══ ENTRIES SUPPLIED

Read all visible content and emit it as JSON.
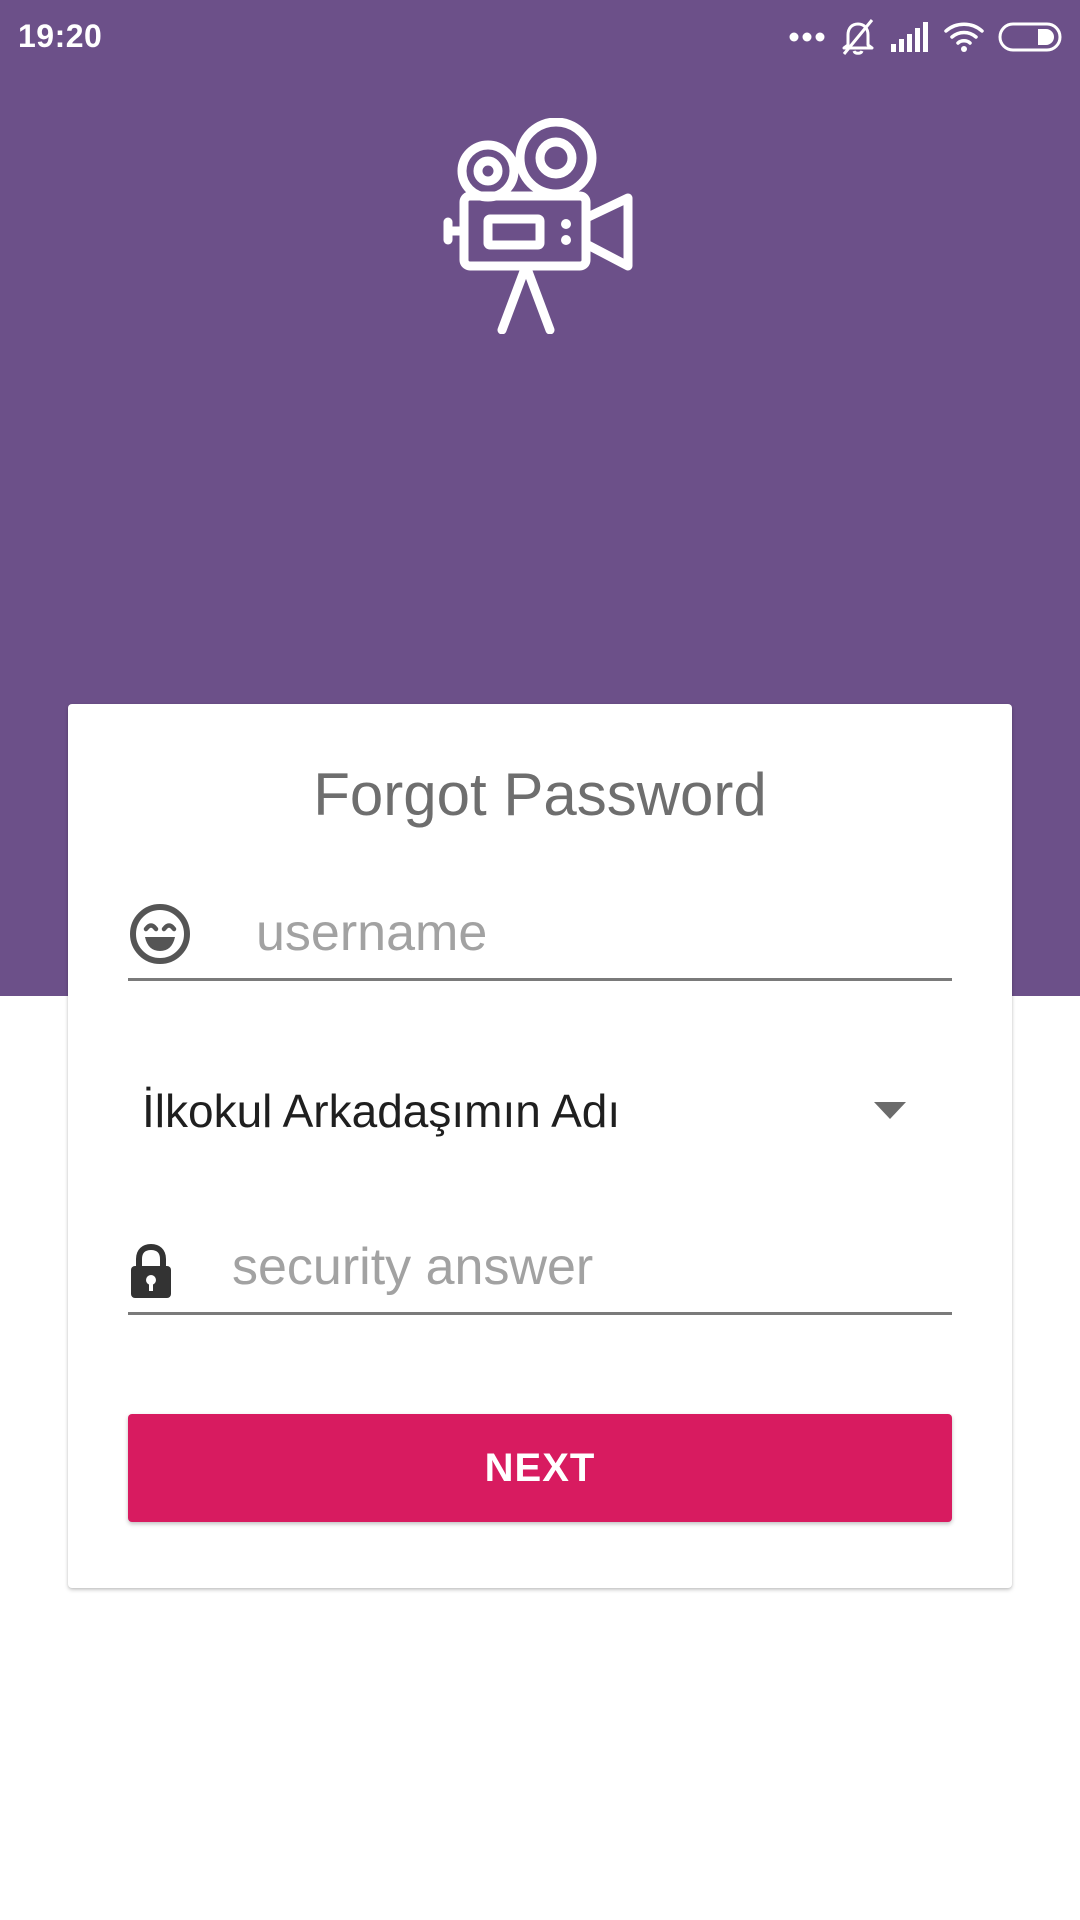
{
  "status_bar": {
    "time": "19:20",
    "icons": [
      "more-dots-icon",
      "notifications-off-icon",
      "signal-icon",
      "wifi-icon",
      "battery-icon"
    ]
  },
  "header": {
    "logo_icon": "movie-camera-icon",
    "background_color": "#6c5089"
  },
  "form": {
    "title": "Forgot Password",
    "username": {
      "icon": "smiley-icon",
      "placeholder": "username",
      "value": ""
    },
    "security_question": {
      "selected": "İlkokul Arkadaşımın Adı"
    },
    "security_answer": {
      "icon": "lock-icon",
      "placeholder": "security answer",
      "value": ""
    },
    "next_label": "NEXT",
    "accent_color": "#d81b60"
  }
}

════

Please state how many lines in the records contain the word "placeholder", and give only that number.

▶ [RESULT]
2